The departure of Shaquille O'Neal in 2004 left a big hole in the middle for the Lakers, so big that they missed the playoffs in 2005. That gave them the 10th pick overall for the 2005 NBA draft, the best for L.A. in many years.
The Lakers surprised almost everyone in the league by using their selection to pick Andrew Bynum, a 17-year-old teenage center from St. Joseph High School. It was a high-risk long-term move but they thought the potential to get a franchise center was a risk worth taking.
Almost immediately, the team brought the legendary Kareem Abdul-Jabbar as a special assistant to work with the team's big men, especially Bynum, who clearly was going to need a lot of development before having some impact. His first season went almost unnoticed other from his first meet with Shaq, who sent him to the floor with a dunk over him. On the next play, Bynum got the ball under the Heat's board, faked right, then spun left around O'Neal and dunked the ball. He bodied Shaq as he ran down the court, and after Shaq swung an arm into his chest. both received technical fouls. Bynum averaged 1.6 points and 1.7 rebounds in 7.3 minutes per game for a coach that -- everybody knows -- doesn't like to use rookies and inexperienced players.

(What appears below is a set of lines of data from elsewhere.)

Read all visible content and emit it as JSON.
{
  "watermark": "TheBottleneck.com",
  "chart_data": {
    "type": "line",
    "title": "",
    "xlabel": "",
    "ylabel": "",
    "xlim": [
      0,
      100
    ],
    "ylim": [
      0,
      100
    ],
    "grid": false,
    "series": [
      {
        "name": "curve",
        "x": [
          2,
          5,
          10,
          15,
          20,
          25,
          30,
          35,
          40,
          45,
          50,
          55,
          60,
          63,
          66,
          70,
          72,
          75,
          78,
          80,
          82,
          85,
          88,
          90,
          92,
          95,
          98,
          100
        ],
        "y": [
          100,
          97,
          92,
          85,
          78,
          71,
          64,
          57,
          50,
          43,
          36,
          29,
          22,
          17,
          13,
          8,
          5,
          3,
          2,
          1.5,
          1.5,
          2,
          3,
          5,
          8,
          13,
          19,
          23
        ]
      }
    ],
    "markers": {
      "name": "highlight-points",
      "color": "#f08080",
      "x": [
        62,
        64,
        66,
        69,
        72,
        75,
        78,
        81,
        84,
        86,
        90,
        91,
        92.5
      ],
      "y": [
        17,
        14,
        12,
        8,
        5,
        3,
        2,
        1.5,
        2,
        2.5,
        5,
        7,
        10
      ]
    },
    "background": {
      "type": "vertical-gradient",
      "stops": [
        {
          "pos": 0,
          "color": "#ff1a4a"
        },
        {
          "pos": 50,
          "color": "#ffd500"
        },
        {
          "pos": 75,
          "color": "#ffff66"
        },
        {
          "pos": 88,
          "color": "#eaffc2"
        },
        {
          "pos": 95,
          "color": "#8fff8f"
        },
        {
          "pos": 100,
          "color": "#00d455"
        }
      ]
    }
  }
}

The injuries of the other centers Chris Mihm and Kwame Brown gave Andrew the opportunity to play more in 2006-07. He started 53 games and averaged 7.8 points, 5.9 rebounds and 1.6 blocks in 21.9 minutes.
His improvement started to draw interest from other teams, including the Nets, who wanted to get Odom and Bynum in exchange from Jason Kidd but the Lakers front office wasn't going to let their big diamond go. Kobe Bryant's public demands to be traded and criticism to general manager Mitch Kupchak for not bringing Kidd or building a competitive roster made the 2007 summer one full of trade talks and all of them included Bynum (Jermaine O'Neal, Kevin Garnett, Shawn Marion...) but with the only exception of Garnett, the Lakers stuck to their decision to build their future around Bynum, whether Kobe decides to stay after the 2008 season.
And Bynum rewarded their confidence by suddenly jumping ahead of schedule in his growing and becoming the missing piece the team needed to be a contender in the strong Western Conference. The impact of his performance was so big that Kobe Bryant started to publicly say things like "He developed into the player that I prayed about having on my team for years".
He was playing solidly and being a reference in the post with averages of 13.1 points, 10.2 rebounds, and 2.1 blocks while leading the NBA with a .636 field goal percentage when in January 13 he suffered and injury that first looked like a sprained left knee but later was diagnosed as a bone bruise in his knee and a subluxation of his kneecap. Although he will not need surgery and there is no ligament damage, it will keep him out for 8 weeks which means he will miss around 27 games.